DATA FOR THE TASK
****
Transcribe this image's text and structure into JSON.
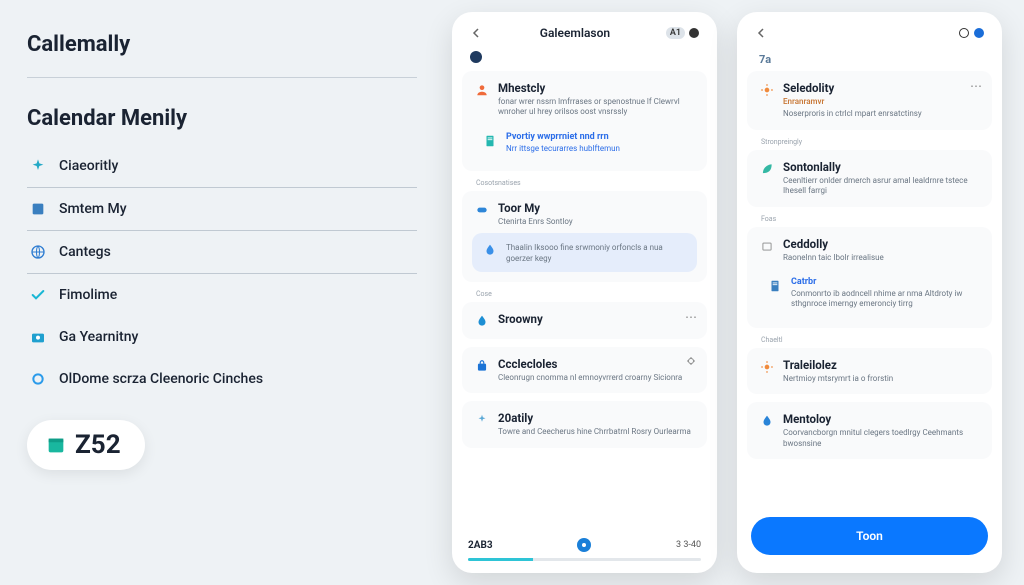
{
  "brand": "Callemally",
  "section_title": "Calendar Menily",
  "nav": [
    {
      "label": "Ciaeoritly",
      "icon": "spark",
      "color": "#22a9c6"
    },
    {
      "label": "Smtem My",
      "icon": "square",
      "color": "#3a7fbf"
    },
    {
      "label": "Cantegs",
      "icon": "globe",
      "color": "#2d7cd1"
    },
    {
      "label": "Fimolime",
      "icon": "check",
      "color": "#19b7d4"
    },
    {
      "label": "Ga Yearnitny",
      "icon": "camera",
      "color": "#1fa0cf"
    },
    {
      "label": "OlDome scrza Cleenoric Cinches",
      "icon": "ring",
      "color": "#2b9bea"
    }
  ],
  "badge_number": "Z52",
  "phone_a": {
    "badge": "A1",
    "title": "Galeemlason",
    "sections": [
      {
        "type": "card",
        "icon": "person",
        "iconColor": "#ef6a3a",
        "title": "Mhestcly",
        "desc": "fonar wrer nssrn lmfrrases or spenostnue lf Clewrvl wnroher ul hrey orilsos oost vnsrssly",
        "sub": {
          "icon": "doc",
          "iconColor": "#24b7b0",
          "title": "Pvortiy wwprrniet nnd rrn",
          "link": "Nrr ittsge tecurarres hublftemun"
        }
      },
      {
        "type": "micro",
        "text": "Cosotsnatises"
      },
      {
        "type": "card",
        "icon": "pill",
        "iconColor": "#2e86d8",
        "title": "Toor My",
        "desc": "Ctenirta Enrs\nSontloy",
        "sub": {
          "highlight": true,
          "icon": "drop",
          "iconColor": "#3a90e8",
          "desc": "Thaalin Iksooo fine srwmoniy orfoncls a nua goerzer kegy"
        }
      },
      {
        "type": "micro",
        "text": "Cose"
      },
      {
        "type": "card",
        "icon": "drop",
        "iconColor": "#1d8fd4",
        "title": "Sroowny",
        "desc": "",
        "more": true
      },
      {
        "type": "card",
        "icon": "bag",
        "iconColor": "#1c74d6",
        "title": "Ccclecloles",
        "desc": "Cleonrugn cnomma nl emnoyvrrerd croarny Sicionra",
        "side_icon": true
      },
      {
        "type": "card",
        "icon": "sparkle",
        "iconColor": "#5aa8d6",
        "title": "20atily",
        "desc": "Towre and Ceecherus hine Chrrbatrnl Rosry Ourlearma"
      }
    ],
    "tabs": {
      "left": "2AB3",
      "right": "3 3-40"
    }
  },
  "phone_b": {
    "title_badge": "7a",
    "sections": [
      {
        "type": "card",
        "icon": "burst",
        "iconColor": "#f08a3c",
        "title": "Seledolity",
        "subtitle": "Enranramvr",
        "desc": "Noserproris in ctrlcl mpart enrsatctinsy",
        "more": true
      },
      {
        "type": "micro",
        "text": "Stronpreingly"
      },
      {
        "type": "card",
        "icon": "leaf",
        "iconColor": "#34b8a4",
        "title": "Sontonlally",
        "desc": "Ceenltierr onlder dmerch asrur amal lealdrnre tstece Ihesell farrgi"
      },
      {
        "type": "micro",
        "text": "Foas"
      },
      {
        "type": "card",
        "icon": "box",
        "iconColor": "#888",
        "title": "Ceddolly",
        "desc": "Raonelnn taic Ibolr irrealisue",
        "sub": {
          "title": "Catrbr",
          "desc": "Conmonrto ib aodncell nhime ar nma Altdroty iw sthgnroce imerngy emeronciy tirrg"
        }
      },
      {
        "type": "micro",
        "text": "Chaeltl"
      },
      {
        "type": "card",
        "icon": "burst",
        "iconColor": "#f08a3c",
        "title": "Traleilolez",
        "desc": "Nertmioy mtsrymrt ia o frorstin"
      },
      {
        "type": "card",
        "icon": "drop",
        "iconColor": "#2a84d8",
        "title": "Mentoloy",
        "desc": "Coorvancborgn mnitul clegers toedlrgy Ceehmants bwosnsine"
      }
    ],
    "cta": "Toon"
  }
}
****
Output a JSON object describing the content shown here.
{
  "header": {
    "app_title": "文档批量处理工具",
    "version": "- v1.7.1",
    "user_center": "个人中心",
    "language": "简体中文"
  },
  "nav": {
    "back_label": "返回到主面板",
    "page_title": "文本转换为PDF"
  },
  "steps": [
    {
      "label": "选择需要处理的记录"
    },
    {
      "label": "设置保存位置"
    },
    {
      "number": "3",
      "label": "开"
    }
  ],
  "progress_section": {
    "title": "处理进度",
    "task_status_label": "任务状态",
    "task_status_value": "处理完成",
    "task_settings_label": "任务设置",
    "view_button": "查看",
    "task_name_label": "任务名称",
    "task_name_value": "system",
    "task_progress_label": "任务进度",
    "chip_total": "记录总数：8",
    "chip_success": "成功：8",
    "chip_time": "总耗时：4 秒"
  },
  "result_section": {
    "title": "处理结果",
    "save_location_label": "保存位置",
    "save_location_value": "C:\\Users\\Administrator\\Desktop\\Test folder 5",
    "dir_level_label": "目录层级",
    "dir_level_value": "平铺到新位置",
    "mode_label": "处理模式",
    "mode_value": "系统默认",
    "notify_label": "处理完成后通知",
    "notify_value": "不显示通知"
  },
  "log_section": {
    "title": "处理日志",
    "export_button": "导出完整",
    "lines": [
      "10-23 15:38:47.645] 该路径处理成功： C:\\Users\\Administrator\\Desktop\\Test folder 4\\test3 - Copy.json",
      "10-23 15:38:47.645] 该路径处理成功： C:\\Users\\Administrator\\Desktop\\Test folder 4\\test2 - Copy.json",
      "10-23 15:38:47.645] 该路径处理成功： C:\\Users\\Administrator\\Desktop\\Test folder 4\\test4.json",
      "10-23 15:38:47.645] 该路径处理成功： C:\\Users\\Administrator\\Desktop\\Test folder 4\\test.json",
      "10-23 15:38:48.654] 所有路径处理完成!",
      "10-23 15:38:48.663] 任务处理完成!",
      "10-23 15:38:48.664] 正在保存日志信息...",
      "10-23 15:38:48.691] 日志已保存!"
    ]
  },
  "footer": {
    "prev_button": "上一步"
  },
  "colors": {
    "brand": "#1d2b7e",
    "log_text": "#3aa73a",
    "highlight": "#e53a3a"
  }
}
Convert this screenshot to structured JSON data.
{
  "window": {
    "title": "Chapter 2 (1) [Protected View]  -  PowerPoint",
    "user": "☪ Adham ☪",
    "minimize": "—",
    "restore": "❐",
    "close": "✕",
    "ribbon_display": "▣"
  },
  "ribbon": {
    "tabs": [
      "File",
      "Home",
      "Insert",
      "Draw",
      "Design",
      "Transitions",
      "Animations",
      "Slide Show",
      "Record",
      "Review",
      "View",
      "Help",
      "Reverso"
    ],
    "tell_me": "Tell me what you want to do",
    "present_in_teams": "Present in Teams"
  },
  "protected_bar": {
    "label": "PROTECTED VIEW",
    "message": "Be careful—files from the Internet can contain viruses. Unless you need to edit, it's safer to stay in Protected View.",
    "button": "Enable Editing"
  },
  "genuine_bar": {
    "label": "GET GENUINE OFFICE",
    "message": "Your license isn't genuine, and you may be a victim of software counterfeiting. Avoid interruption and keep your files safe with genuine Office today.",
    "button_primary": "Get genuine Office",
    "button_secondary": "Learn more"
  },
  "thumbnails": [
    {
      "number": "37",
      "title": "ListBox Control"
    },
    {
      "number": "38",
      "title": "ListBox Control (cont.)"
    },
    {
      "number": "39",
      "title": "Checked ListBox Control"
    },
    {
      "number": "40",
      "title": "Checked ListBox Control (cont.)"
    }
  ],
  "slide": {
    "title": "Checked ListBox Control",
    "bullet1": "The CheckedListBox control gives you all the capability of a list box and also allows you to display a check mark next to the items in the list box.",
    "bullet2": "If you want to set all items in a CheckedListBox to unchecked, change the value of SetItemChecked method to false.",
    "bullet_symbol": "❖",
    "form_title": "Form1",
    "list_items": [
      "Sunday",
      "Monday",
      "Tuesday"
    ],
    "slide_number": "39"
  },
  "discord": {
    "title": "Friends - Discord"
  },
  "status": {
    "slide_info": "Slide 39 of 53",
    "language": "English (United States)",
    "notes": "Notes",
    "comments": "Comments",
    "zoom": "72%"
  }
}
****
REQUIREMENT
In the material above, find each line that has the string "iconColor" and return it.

EXERCISE ANSWER
        "iconColor": "#ef6a3a",
          "iconColor": "#24b7b0",
        "iconColor": "#2e86d8",
          "iconColor": "#3a90e8",
        "iconColor": "#1d8fd4",
        "iconColor": "#1c74d6",
        "iconColor": "#5aa8d6",
        "iconColor": "#f08a3c",
        "iconColor": "#34b8a4",
        "iconColor": "#888",
        "iconColor": "#f08a3c",
        "iconColor": "#2a84d8",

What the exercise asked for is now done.